All records below must be written out exactly, with the pictures excluded.

══ RECORDS ══

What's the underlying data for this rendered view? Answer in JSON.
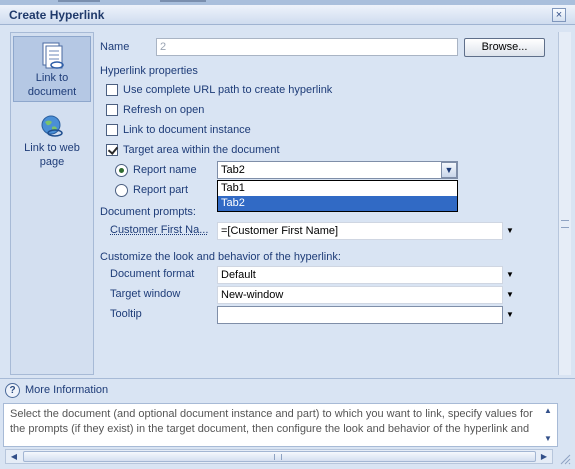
{
  "window": {
    "title": "Create Hyperlink",
    "close_label": "×"
  },
  "left_nav": {
    "items": [
      {
        "label": "Link to document",
        "icon": "document-link-icon",
        "selected": true
      },
      {
        "label": "Link to web page",
        "icon": "web-globe-icon",
        "selected": false
      }
    ]
  },
  "form": {
    "name_label": "Name",
    "name_value": "2",
    "browse_button": "Browse...",
    "hyperlink_properties_heading": "Hyperlink properties",
    "checkboxes": [
      {
        "label": "Use complete URL path to create hyperlink",
        "checked": false
      },
      {
        "label": "Refresh on open",
        "checked": false
      },
      {
        "label": "Link to document instance",
        "checked": false
      },
      {
        "label": "Target area within the document",
        "checked": true
      }
    ],
    "radios": [
      {
        "label": "Report name",
        "checked": true
      },
      {
        "label": "Report part",
        "checked": false
      }
    ],
    "report_name_value": "Tab2",
    "report_name_options": [
      "Tab1",
      "Tab2"
    ],
    "report_name_selected_option": "Tab2",
    "document_prompts_heading": "Document prompts:",
    "prompt_label": "Customer First Na...",
    "prompt_value": "=[Customer First Name]",
    "customize_heading": "Customize the look and behavior of the hyperlink:",
    "document_format_label": "Document format",
    "document_format_value": "Default",
    "target_window_label": "Target window",
    "target_window_value": "New-window",
    "tooltip_label": "Tooltip",
    "tooltip_value": ""
  },
  "more_info": {
    "label": "More Information",
    "help_text": "Select the document (and optional document instance and part) to which you want to link, specify values for the prompts (if they exist) in the target document, then configure the look and behavior of the hyperlink and"
  },
  "colors": {
    "background": "#d9e4f3",
    "label_text": "#1e3c78",
    "selection": "#316ac5"
  }
}
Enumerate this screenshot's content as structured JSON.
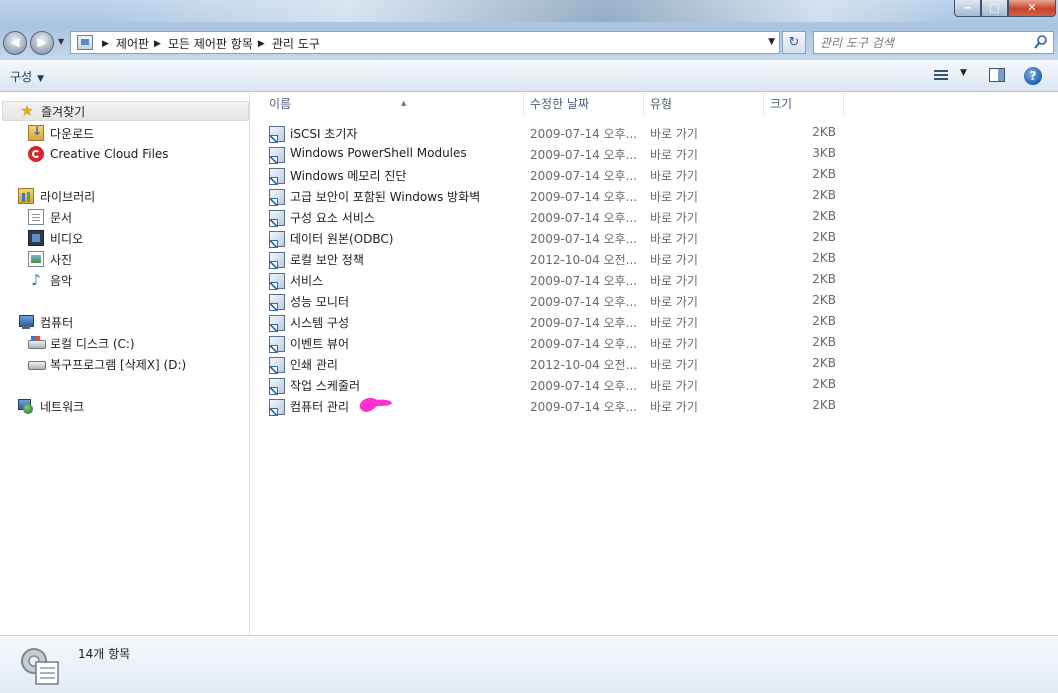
{
  "window": {
    "minimize_glyph": "‒",
    "maximize_glyph": "□",
    "close_glyph": "✕"
  },
  "nav": {
    "back_glyph": "◀",
    "forward_glyph": "▶",
    "history_caret": "▼"
  },
  "address": {
    "icon": "control-panel-icon",
    "breadcrumbs": [
      "제어판",
      "모든 제어판 항목",
      "관리 도구"
    ],
    "separator": "▶",
    "dropdown_caret": "▼"
  },
  "refresh_glyph": "↻",
  "search": {
    "placeholder": "관리 도구 검색",
    "value": ""
  },
  "toolbar": {
    "organize_label": "구성",
    "caret": "▼",
    "help_glyph": "?"
  },
  "sidebar": {
    "favorites": {
      "label": "즐겨찾기",
      "icon": "star-icon"
    },
    "favorite_items": [
      {
        "label": "다운로드",
        "icon": "download-folder-icon"
      },
      {
        "label": "Creative Cloud Files",
        "icon": "creative-cloud-icon"
      }
    ],
    "libraries": {
      "label": "라이브러리",
      "icon": "library-icon"
    },
    "library_items": [
      {
        "label": "문서",
        "icon": "document-icon"
      },
      {
        "label": "비디오",
        "icon": "video-icon"
      },
      {
        "label": "사진",
        "icon": "picture-icon"
      },
      {
        "label": "음악",
        "icon": "music-icon"
      }
    ],
    "computer": {
      "label": "컴퓨터",
      "icon": "computer-icon"
    },
    "computer_items": [
      {
        "label": "로컬 디스크 (C:)",
        "icon": "local-disk-icon"
      },
      {
        "label": "복구프로그램 [삭제X] (D:)",
        "icon": "drive-icon"
      }
    ],
    "network": {
      "label": "네트워크",
      "icon": "network-icon"
    }
  },
  "columns": {
    "name": "이름",
    "date": "수정한 날짜",
    "type": "유형",
    "size": "크기",
    "sort_glyph": "▲"
  },
  "files": [
    {
      "name": "iSCSI 초기자",
      "date": "2009-07-14 오후...",
      "type": "바로 가기",
      "size": "2KB"
    },
    {
      "name": "Windows PowerShell Modules",
      "date": "2009-07-14 오후...",
      "type": "바로 가기",
      "size": "3KB"
    },
    {
      "name": "Windows 메모리 진단",
      "date": "2009-07-14 오후...",
      "type": "바로 가기",
      "size": "2KB"
    },
    {
      "name": "고급 보안이 포함된 Windows 방화벽",
      "date": "2009-07-14 오후...",
      "type": "바로 가기",
      "size": "2KB"
    },
    {
      "name": "구성 요소 서비스",
      "date": "2009-07-14 오후...",
      "type": "바로 가기",
      "size": "2KB"
    },
    {
      "name": "데이터 원본(ODBC)",
      "date": "2009-07-14 오후...",
      "type": "바로 가기",
      "size": "2KB"
    },
    {
      "name": "로컬 보안 정책",
      "date": "2012-10-04 오전...",
      "type": "바로 가기",
      "size": "2KB"
    },
    {
      "name": "서비스",
      "date": "2009-07-14 오후...",
      "type": "바로 가기",
      "size": "2KB"
    },
    {
      "name": "성능 모니터",
      "date": "2009-07-14 오후...",
      "type": "바로 가기",
      "size": "2KB"
    },
    {
      "name": "시스템 구성",
      "date": "2009-07-14 오후...",
      "type": "바로 가기",
      "size": "2KB"
    },
    {
      "name": "이벤트 뷰어",
      "date": "2009-07-14 오후...",
      "type": "바로 가기",
      "size": "2KB"
    },
    {
      "name": "인쇄 관리",
      "date": "2012-10-04 오전...",
      "type": "바로 가기",
      "size": "2KB"
    },
    {
      "name": "작업 스케줄러",
      "date": "2009-07-14 오후...",
      "type": "바로 가기",
      "size": "2KB"
    },
    {
      "name": "컴퓨터 관리",
      "date": "2009-07-14 오후...",
      "type": "바로 가기",
      "size": "2KB"
    }
  ],
  "annotation_color": "#ff2fd2",
  "details": {
    "item_count": "14개 항목"
  }
}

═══

- **WRITTEN RESPONSE**:
What's the underlying data for this rendered view? Answer in JSON.
{
  "window": {
    "title": "Create Hyperlink",
    "close_label": "×"
  },
  "left_nav": {
    "items": [
      {
        "label": "Link to document",
        "icon": "document-link-icon",
        "selected": true
      },
      {
        "label": "Link to web page",
        "icon": "web-globe-icon",
        "selected": false
      }
    ]
  },
  "form": {
    "name_label": "Name",
    "name_value": "2",
    "browse_button": "Browse...",
    "hyperlink_properties_heading": "Hyperlink properties",
    "checkboxes": [
      {
        "label": "Use complete URL path to create hyperlink",
        "checked": false
      },
      {
        "label": "Refresh on open",
        "checked": false
      },
      {
        "label": "Link to document instance",
        "checked": false
      },
      {
        "label": "Target area within the document",
        "checked": true
      }
    ],
    "radios": [
      {
        "label": "Report name",
        "checked": true
      },
      {
        "label": "Report part",
        "checked": false
      }
    ],
    "report_name_value": "Tab2",
    "report_name_options": [
      "Tab1",
      "Tab2"
    ],
    "report_name_selected_option": "Tab2",
    "document_prompts_heading": "Document prompts:",
    "prompt_label": "Customer First Na...",
    "prompt_value": "=[Customer First Name]",
    "customize_heading": "Customize the look and behavior of the hyperlink:",
    "document_format_label": "Document format",
    "document_format_value": "Default",
    "target_window_label": "Target window",
    "target_window_value": "New-window",
    "tooltip_label": "Tooltip",
    "tooltip_value": ""
  },
  "more_info": {
    "label": "More Information",
    "help_text": "Select the document (and optional document instance and part) to which you want to link, specify values for the prompts (if they exist) in the target document, then configure the look and behavior of the hyperlink and"
  },
  "colors": {
    "background": "#d9e4f3",
    "label_text": "#1e3c78",
    "selection": "#316ac5"
  }
}
Enumerate this screenshot's content as structured JSON.
{
  "window": {
    "minimize_glyph": "‒",
    "maximize_glyph": "□",
    "close_glyph": "✕"
  },
  "nav": {
    "back_glyph": "◀",
    "forward_glyph": "▶",
    "history_caret": "▼"
  },
  "address": {
    "icon": "control-panel-icon",
    "breadcrumbs": [
      "제어판",
      "모든 제어판 항목",
      "관리 도구"
    ],
    "separator": "▶",
    "dropdown_caret": "▼"
  },
  "refresh_glyph": "↻",
  "search": {
    "placeholder": "관리 도구 검색",
    "value": ""
  },
  "toolbar": {
    "organize_label": "구성",
    "caret": "▼",
    "help_glyph": "?"
  },
  "sidebar": {
    "favorites": {
      "label": "즐겨찾기",
      "icon": "star-icon"
    },
    "favorite_items": [
      {
        "label": "다운로드",
        "icon": "download-folder-icon"
      },
      {
        "label": "Creative Cloud Files",
        "icon": "creative-cloud-icon"
      }
    ],
    "libraries": {
      "label": "라이브러리",
      "icon": "library-icon"
    },
    "library_items": [
      {
        "label": "문서",
        "icon": "document-icon"
      },
      {
        "label": "비디오",
        "icon": "video-icon"
      },
      {
        "label": "사진",
        "icon": "picture-icon"
      },
      {
        "label": "음악",
        "icon": "music-icon"
      }
    ],
    "computer": {
      "label": "컴퓨터",
      "icon": "computer-icon"
    },
    "computer_items": [
      {
        "label": "로컬 디스크 (C:)",
        "icon": "local-disk-icon"
      },
      {
        "label": "복구프로그램 [삭제X] (D:)",
        "icon": "drive-icon"
      }
    ],
    "network": {
      "label": "네트워크",
      "icon": "network-icon"
    }
  },
  "columns": {
    "name": "이름",
    "date": "수정한 날짜",
    "type": "유형",
    "size": "크기",
    "sort_glyph": "▲"
  },
  "files": [
    {
      "name": "iSCSI 초기자",
      "date": "2009-07-14 오후...",
      "type": "바로 가기",
      "size": "2KB"
    },
    {
      "name": "Windows PowerShell Modules",
      "date": "2009-07-14 오후...",
      "type": "바로 가기",
      "size": "3KB"
    },
    {
      "name": "Windows 메모리 진단",
      "date": "2009-07-14 오후...",
      "type": "바로 가기",
      "size": "2KB"
    },
    {
      "name": "고급 보안이 포함된 Windows 방화벽",
      "date": "2009-07-14 오후...",
      "type": "바로 가기",
      "size": "2KB"
    },
    {
      "name": "구성 요소 서비스",
      "date": "2009-07-14 오후...",
      "type": "바로 가기",
      "size": "2KB"
    },
    {
      "name": "데이터 원본(ODBC)",
      "date": "2009-07-14 오후...",
      "type": "바로 가기",
      "size": "2KB"
    },
    {
      "name": "로컬 보안 정책",
      "date": "2012-10-04 오전...",
      "type": "바로 가기",
      "size": "2KB"
    },
    {
      "name": "서비스",
      "date": "2009-07-14 오후...",
      "type": "바로 가기",
      "size": "2KB"
    },
    {
      "name": "성능 모니터",
      "date": "2009-07-14 오후...",
      "type": "바로 가기",
      "size": "2KB"
    },
    {
      "name": "시스템 구성",
      "date": "2009-07-14 오후...",
      "type": "바로 가기",
      "size": "2KB"
    },
    {
      "name": "이벤트 뷰어",
      "date": "2009-07-14 오후...",
      "type": "바로 가기",
      "size": "2KB"
    },
    {
      "name": "인쇄 관리",
      "date": "2012-10-04 오전...",
      "type": "바로 가기",
      "size": "2KB"
    },
    {
      "name": "작업 스케줄러",
      "date": "2009-07-14 오후...",
      "type": "바로 가기",
      "size": "2KB"
    },
    {
      "name": "컴퓨터 관리",
      "date": "2009-07-14 오후...",
      "type": "바로 가기",
      "size": "2KB"
    }
  ],
  "annotation_color": "#ff2fd2",
  "details": {
    "item_count": "14개 항목"
  }
}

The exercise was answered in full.